CBD, otherwise known as cannabidiol, is a compound extracted from hemp or cannabis. Unlike its fellow compound, THC (tetra-hydrocannabinol), CBD is not psycho-active. In other words, it doesn’t alter the conscious state or make you high.
However, over the past decade or so, consumers have grown more and more interested in CBD for its other properties, which are owed to the fact that CBD works on CB2 receptors in the brain and peripheral nervous system.
So the biggest question I always get is "If it's natural, and it works really well, why isn't in on the NHS?"
It's a great question. I like to start my answer by explaining that it's only very recently that medical research has looked into CBD. Not that long ago, it was illegal to study anything to do with cannabis - even for human health!
CBD came to prominence only a decade ago after it was found to stop seizures in children with a rare and basically untreatable form of epilepsy (Charlotte Figi, Colorado). However, it is better known for its ability to quell anxiety, improve sleep, reduce pain and inflammation.

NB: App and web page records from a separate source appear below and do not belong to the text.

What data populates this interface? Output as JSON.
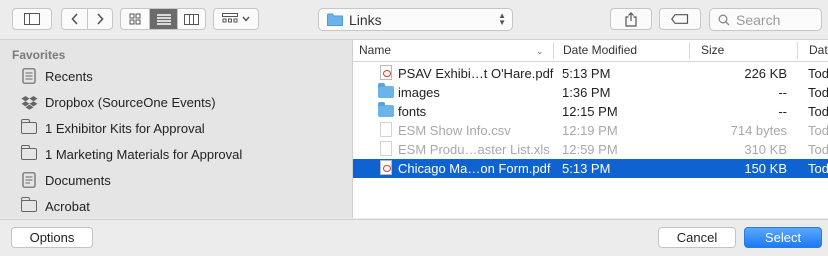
{
  "toolbar": {
    "path_label": "Links",
    "search_placeholder": "Search"
  },
  "sidebar": {
    "heading": "Favorites",
    "items": [
      {
        "label": "Recents",
        "icon": "recents-icon"
      },
      {
        "label": "Dropbox (SourceOne Events)",
        "icon": "dropbox-icon"
      },
      {
        "label": "1 Exhibitor Kits for Approval",
        "icon": "folder-icon"
      },
      {
        "label": "1 Marketing Materials for Approval",
        "icon": "folder-icon"
      },
      {
        "label": "Documents",
        "icon": "documents-icon"
      },
      {
        "label": "Acrobat",
        "icon": "folder-icon"
      }
    ]
  },
  "columns": {
    "name": "Name",
    "date": "Date Modified",
    "size": "Size",
    "kind": "Dat"
  },
  "files": [
    {
      "name": "PSAV Exhibi…t O'Hare.pdf",
      "date": "5:13 PM",
      "size": "226 KB",
      "kind": "Tod",
      "icon": "pdf-icon"
    },
    {
      "name": "images",
      "date": "1:36 PM",
      "size": "--",
      "kind": "Tod",
      "icon": "folder-icon"
    },
    {
      "name": "fonts",
      "date": "12:15 PM",
      "size": "--",
      "kind": "Tod",
      "icon": "folder-icon"
    },
    {
      "name": "ESM Show Info.csv",
      "date": "12:19 PM",
      "size": "714 bytes",
      "kind": "Tod",
      "icon": "document-icon"
    },
    {
      "name": "ESM Produ…aster List.xls",
      "date": "12:59 PM",
      "size": "310 KB",
      "kind": "Tod",
      "icon": "spreadsheet-icon"
    },
    {
      "name": "Chicago Ma…on Form.pdf",
      "date": "5:13 PM",
      "size": "150 KB",
      "kind": "Tod",
      "icon": "pdf-icon"
    }
  ],
  "buttons": {
    "options": "Options",
    "cancel": "Cancel",
    "select": "Select"
  },
  "colors": {
    "selection": "#0f63d0",
    "primary_button": "#1e7af3",
    "folder": "#6cb3ea"
  }
}
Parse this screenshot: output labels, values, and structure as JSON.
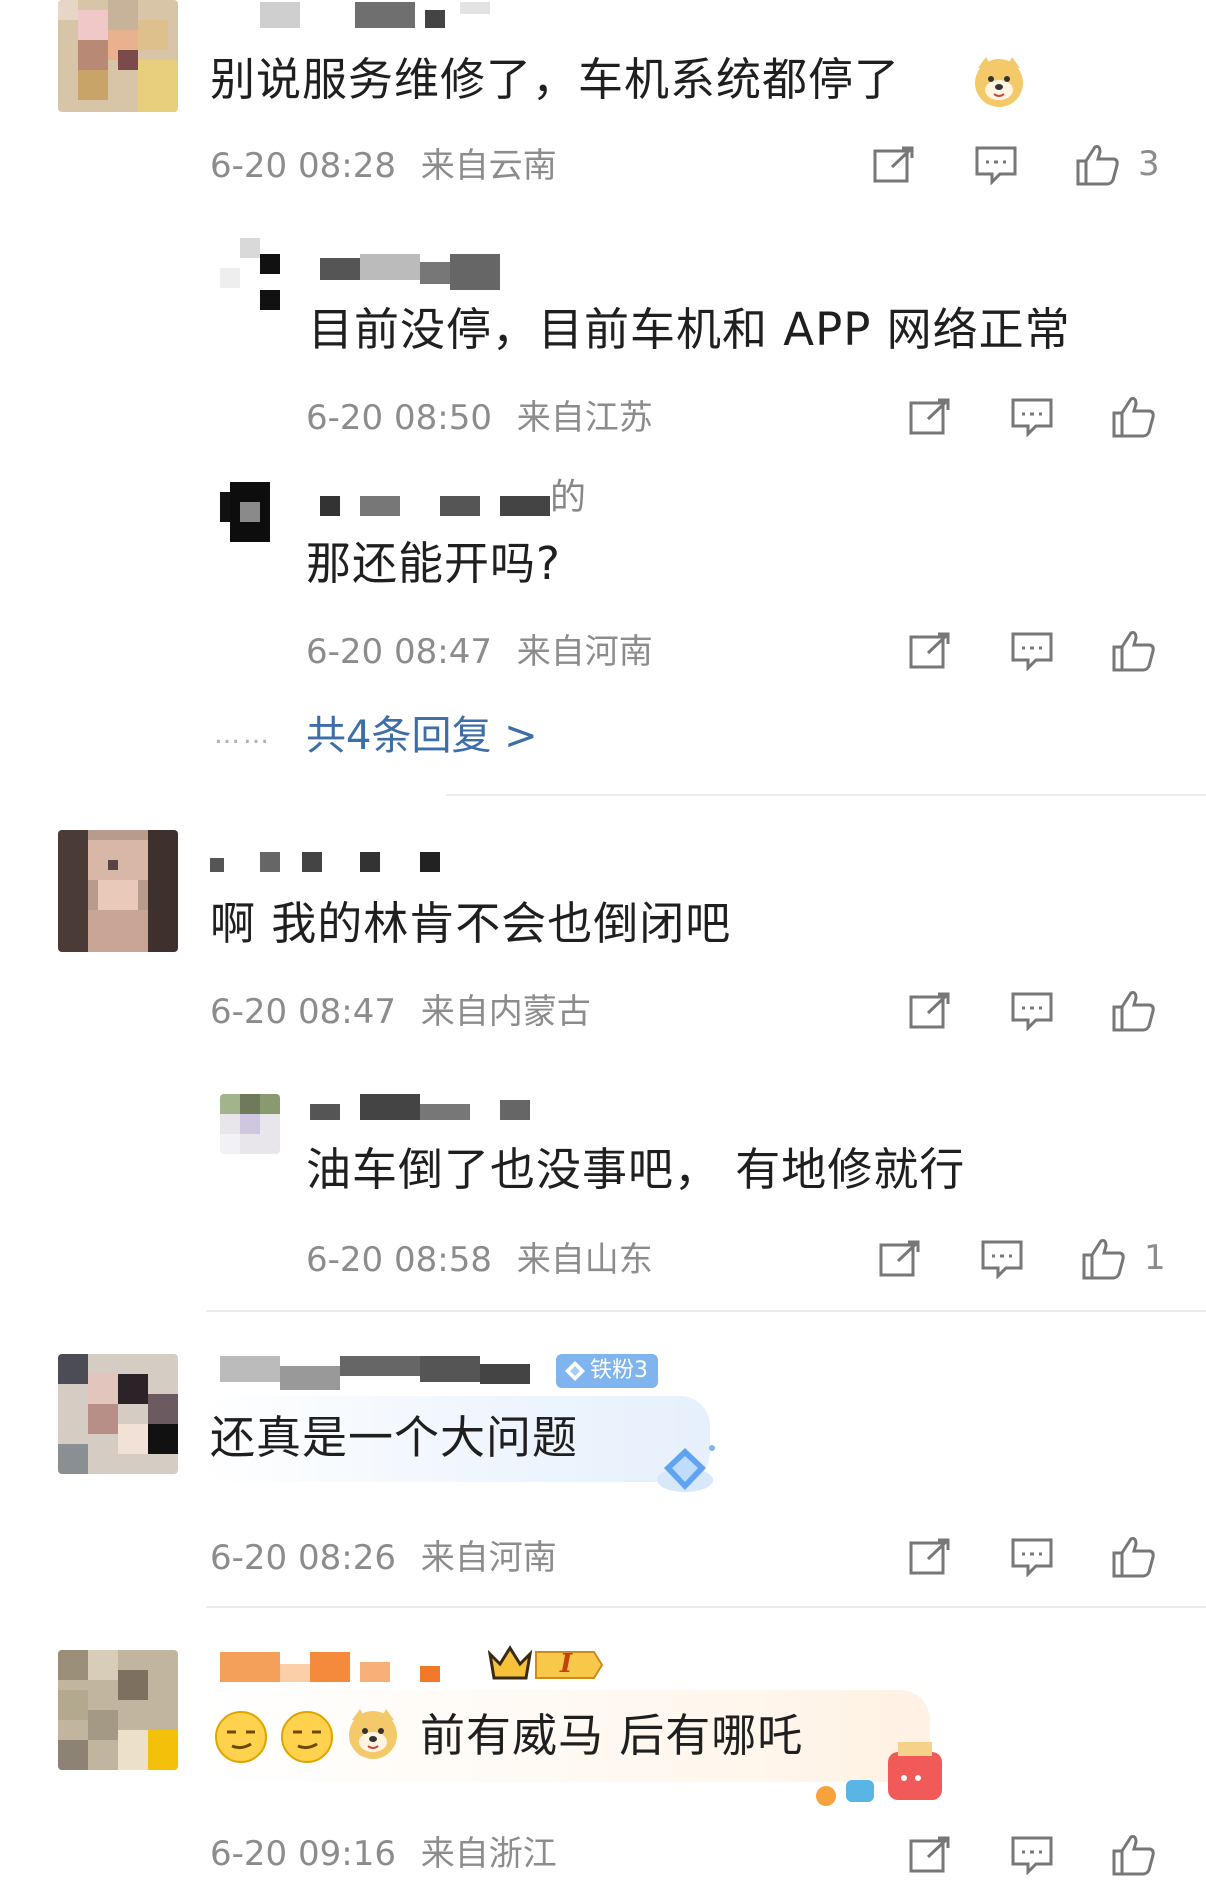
{
  "comments": [
    {
      "text": "别说服务维修了，车机系统都停了",
      "time": "6-20 08:28",
      "location": "来自云南",
      "likes": "3"
    },
    {
      "text": "目前没停，目前车机和 APP 网络正常",
      "time": "6-20 08:50",
      "location": "来自江苏"
    },
    {
      "text": "那还能开吗?",
      "time": "6-20 08:47",
      "location": "来自河南",
      "nick_suffix": "的"
    },
    {
      "text": "啊 我的林肯不会也倒闭吧",
      "time": "6-20 08:47",
      "location": "来自内蒙古"
    },
    {
      "text": "油车倒了也没事吧， 有地修就行",
      "time": "6-20 08:58",
      "location": "来自山东",
      "likes": "1"
    },
    {
      "text": "还真是一个大问题",
      "time": "6-20 08:26",
      "location": "来自河南",
      "badge": "铁粉3"
    },
    {
      "text": "前有威马 后有哪吒",
      "time": "6-20 09:16",
      "location": "来自浙江",
      "crown_level": "I"
    }
  ],
  "more_replies": {
    "dots": "……",
    "label": "共4条回复 >"
  },
  "icons": {
    "share": "share-icon",
    "comment": "comment-icon",
    "like": "thumbs-up-icon"
  },
  "colors": {
    "link": "#3d6ea8",
    "meta": "#8c8c8c",
    "badge": "#7fb4ef"
  }
}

CBD is becoming so popular, in fact, that the industry is predicted to grow from about $300 million (USD) in 2019 to $4 billion by the year 2025.